↓↓↓
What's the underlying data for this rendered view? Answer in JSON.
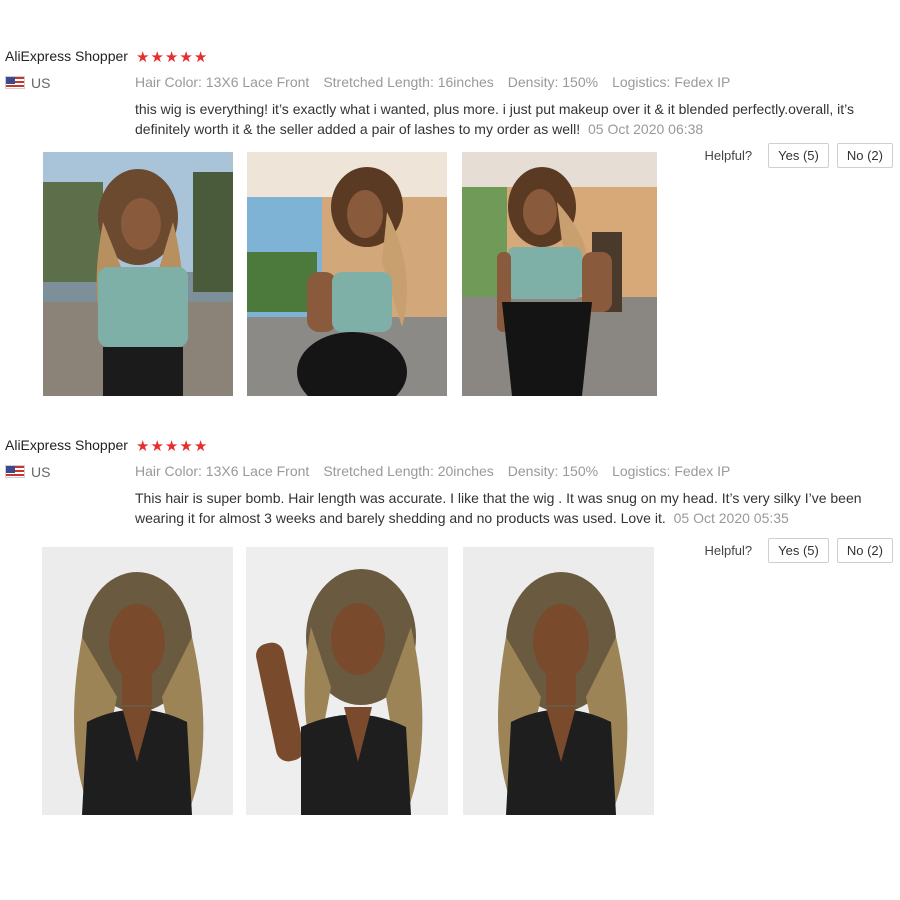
{
  "reviews": [
    {
      "reviewer": "AliExpress Shopper",
      "rating": 5,
      "country": "US",
      "attributes": [
        {
          "key": "Hair Color:",
          "value": "13X6 Lace Front"
        },
        {
          "key": "Stretched Length:",
          "value": "16inches"
        },
        {
          "key": "Density:",
          "value": "150%"
        },
        {
          "key": "Logistics:",
          "value": "Fedex IP"
        }
      ],
      "comment": "this wig is everything! it’s exactly what i wanted, plus more. i just put makeup over it & it blended perfectly.overall, it’s definitely worth it & the seller added a pair of lashes to my order as well!",
      "date": "05 Oct 2020 06:38",
      "helpful_label": "Helpful?",
      "yes_label": "Yes (5)",
      "no_label": "No (2)",
      "photos": [
        "customer-photo-1",
        "customer-photo-2",
        "customer-photo-3"
      ]
    },
    {
      "reviewer": "AliExpress Shopper",
      "rating": 5,
      "country": "US",
      "attributes": [
        {
          "key": "Hair Color:",
          "value": "13X6 Lace Front"
        },
        {
          "key": "Stretched Length:",
          "value": "20inches"
        },
        {
          "key": "Density:",
          "value": "150%"
        },
        {
          "key": "Logistics:",
          "value": "Fedex IP"
        }
      ],
      "comment": "This hair is super bomb. Hair length was accurate. I like that the wig . It was snug on my head. It’s very silky I’ve been wearing it for almost 3 weeks and barely shedding and no products was used. Love it.",
      "date": "05 Oct 2020 05:35",
      "helpful_label": "Helpful?",
      "yes_label": "Yes (5)",
      "no_label": "No (2)",
      "photos": [
        "customer-photo-1",
        "customer-photo-2",
        "customer-photo-3"
      ]
    }
  ],
  "colors": {
    "star": "#e62e2e",
    "muted_text": "#999999"
  },
  "icons": {
    "star": "star-icon",
    "flag": "us-flag-icon"
  }
}
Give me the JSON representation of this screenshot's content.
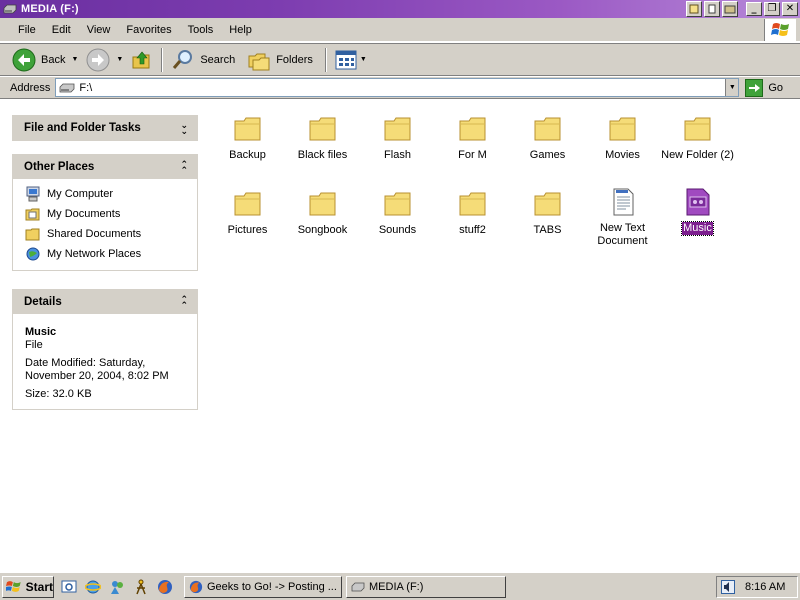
{
  "window": {
    "title": "MEDIA (F:)",
    "accent": "#7d3db0",
    "controls": {
      "minimize": "_",
      "restore": "❐",
      "close": "✕"
    }
  },
  "menubar": {
    "items": [
      "File",
      "Edit",
      "View",
      "Favorites",
      "Tools",
      "Help"
    ]
  },
  "toolbar": {
    "back_label": "Back",
    "search_label": "Search",
    "folders_label": "Folders"
  },
  "address": {
    "label": "Address",
    "value": "F:\\",
    "go_label": "Go"
  },
  "sidebar": {
    "tasks": {
      "title": "File and Folder Tasks",
      "chevron": "collapsed"
    },
    "other_places": {
      "title": "Other Places",
      "items": [
        {
          "label": "My Computer",
          "icon": "my-computer-icon"
        },
        {
          "label": "My Documents",
          "icon": "my-documents-icon"
        },
        {
          "label": "Shared Documents",
          "icon": "folder-icon"
        },
        {
          "label": "My Network Places",
          "icon": "network-places-icon"
        }
      ]
    },
    "details": {
      "title": "Details",
      "name": "Music",
      "type": "File",
      "date_modified": "Date Modified: Saturday, November 20, 2004, 8:02 PM",
      "size": "Size: 32.0 KB"
    }
  },
  "files": [
    {
      "name": "Backup",
      "icon": "folder-icon"
    },
    {
      "name": "Black files",
      "icon": "folder-icon"
    },
    {
      "name": "Flash",
      "icon": "folder-icon"
    },
    {
      "name": "For M",
      "icon": "folder-icon"
    },
    {
      "name": "Games",
      "icon": "folder-icon"
    },
    {
      "name": "Movies",
      "icon": "folder-icon"
    },
    {
      "name": "New Folder (2)",
      "icon": "folder-icon"
    },
    {
      "name": "Pictures",
      "icon": "folder-icon"
    },
    {
      "name": "Songbook",
      "icon": "folder-icon"
    },
    {
      "name": "Sounds",
      "icon": "folder-icon"
    },
    {
      "name": "stuff2",
      "icon": "folder-icon"
    },
    {
      "name": "TABS",
      "icon": "folder-icon"
    },
    {
      "name": "New Text Document",
      "icon": "text-document-icon"
    },
    {
      "name": "Music",
      "icon": "media-file-icon",
      "selected": true
    }
  ],
  "taskbar": {
    "start_label": "Start",
    "tasks": [
      {
        "label": "Geeks to Go! -> Posting ...",
        "icon": "firefox-icon"
      },
      {
        "label": "MEDIA (F:)",
        "icon": "drive-icon"
      }
    ],
    "clock": "8:16 AM"
  }
}
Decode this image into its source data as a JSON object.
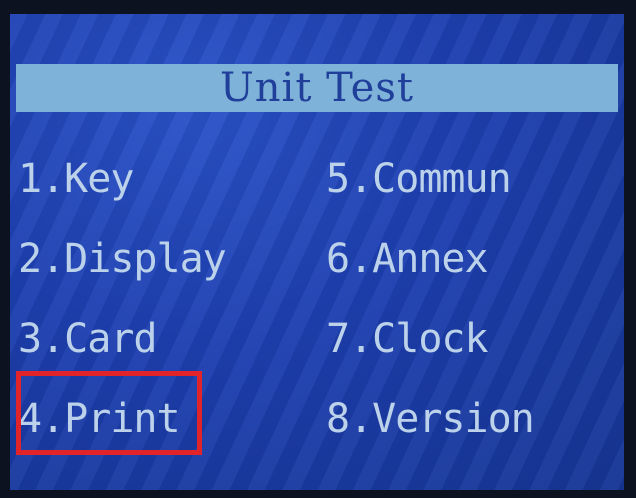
{
  "screen": {
    "title": "Unit Test",
    "menu": {
      "left": [
        {
          "label": "1.Key"
        },
        {
          "label": "2.Display"
        },
        {
          "label": "3.Card"
        },
        {
          "label": "4.Print"
        }
      ],
      "right": [
        {
          "label": "5.Commun"
        },
        {
          "label": "6.Annex"
        },
        {
          "label": "7.Clock"
        },
        {
          "label": "8.Version"
        }
      ]
    },
    "selected_item": "4.Print",
    "colors": {
      "background": "#1d3fb0",
      "title_bar": "#7eb2d8",
      "title_text": "#1f3f9a",
      "menu_text": "#bcd2ea",
      "highlight_border": "#e0242a"
    }
  }
}
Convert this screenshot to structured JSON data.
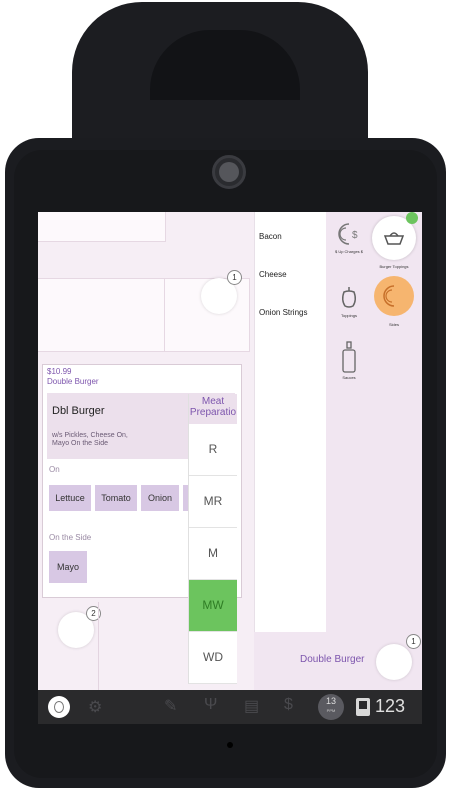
{
  "ticket": {
    "price": "$10.99",
    "item_name": "Double Burger",
    "short_name": "Dbl Burger",
    "notes_line1": "w/s Pickles, Cheese On,",
    "notes_line2": "Mayo On the Side"
  },
  "modifier_groups": {
    "on_label": "On",
    "on_items": [
      "Lettuce",
      "Tomato",
      "Onion"
    ],
    "side_label": "On the Side",
    "side_items": [
      "Mayo"
    ]
  },
  "meat_preparation": {
    "header_line1": "Meat",
    "header_line2": "Preparatio",
    "options": [
      "R",
      "MR",
      "M",
      "MW",
      "WD"
    ],
    "selected": "MW"
  },
  "mods_list": [
    "Bacon",
    "Cheese",
    "Onion Strings"
  ],
  "categories": [
    {
      "label": "$ Up Charges $",
      "icon": "dollar-icon"
    },
    {
      "label": "Burger Toppings",
      "icon": "bowl-icon"
    },
    {
      "label": "Toppings",
      "icon": "pepper-icon"
    },
    {
      "label": "Sides",
      "icon": "fries-icon"
    },
    {
      "label": "Sauces",
      "icon": "bottle-icon"
    }
  ],
  "seats": {
    "seat1": "1",
    "seat2": "2"
  },
  "order_line": {
    "item": "Double Burger",
    "seat": "1"
  },
  "bottom_bar": {
    "page_count": "13",
    "page_label": "PPM",
    "number": "123"
  },
  "colors": {
    "accent_purple": "#7d55ad",
    "selected_green": "#6cc45e",
    "sides_orange": "#f6b56f"
  }
}
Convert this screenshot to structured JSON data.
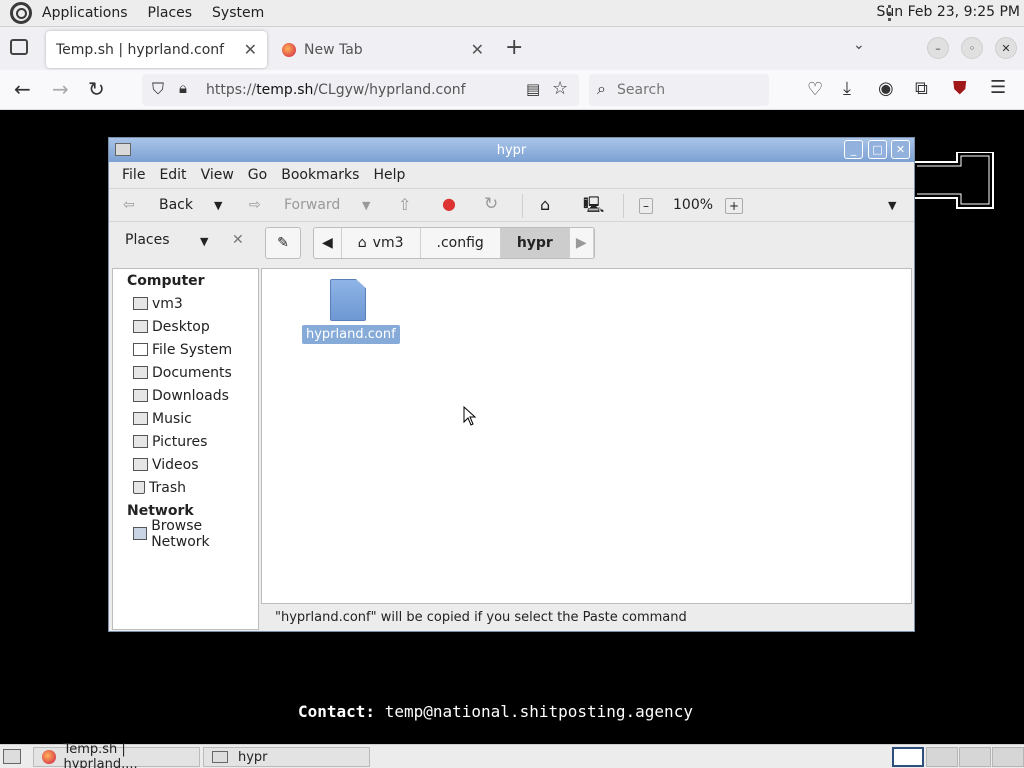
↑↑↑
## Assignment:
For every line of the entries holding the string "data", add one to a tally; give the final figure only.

## Answer space:
4